With John Earman, "Infinite Pains: The Trouble with Supertasks," in A. Morton and S. Stich (eds.) Benacerraf and his Critics (Cambridge, MA: Blackwells, 1996) pp.231-261. Download

With John Earman "Comments on Laraudogoitia's 'Classical Dynamics, Indeterminism and a Supertask," British Journal for the Philosophy of Science, 49 (1998), pp.123-33. Download

"A Quantum Mechanical Supertask" Foundations of Physics, 29, pp. 1265-1302. Download

With Joseph S. Alper, Mark Bridger and John Earman, "What is a Newtonian System? The Failure of Energy Conservation and Determinism in Supertasks," Synthese, 124(2000), pp. 281-293. Download

Because of the specific shape of the dome at its apex, Newton's equations of motion tell us that a mass at rest at the apex can spontaneously be set into motion.
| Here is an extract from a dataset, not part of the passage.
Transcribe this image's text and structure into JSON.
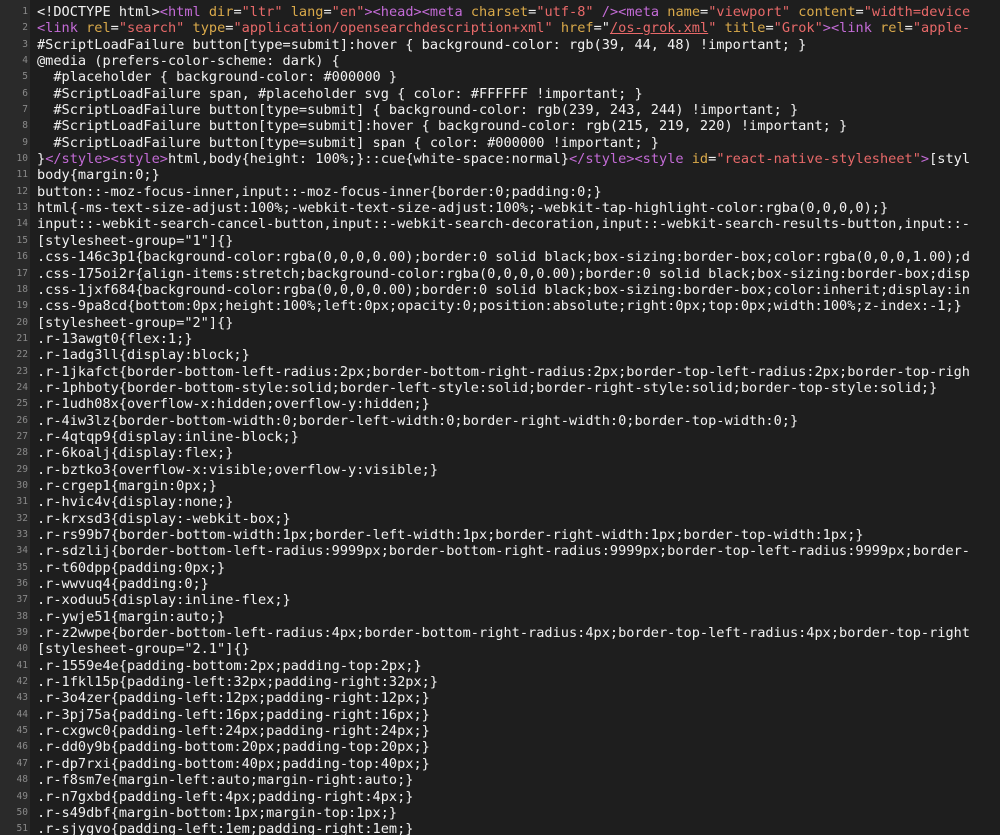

It has been suggested that this indeterminism should be discounted since it draws on an incomplete rendering of Newtonian physics; or it is "unphysical"; or it employs illicit idealizations. I analyze and reject each of these reasons. "The Dome: An Unexpectedly Simple Failure of Determinism," download.
See also "The Dome: A Simple Violation of Determinism in Newtonian Mechanics" in Goodies.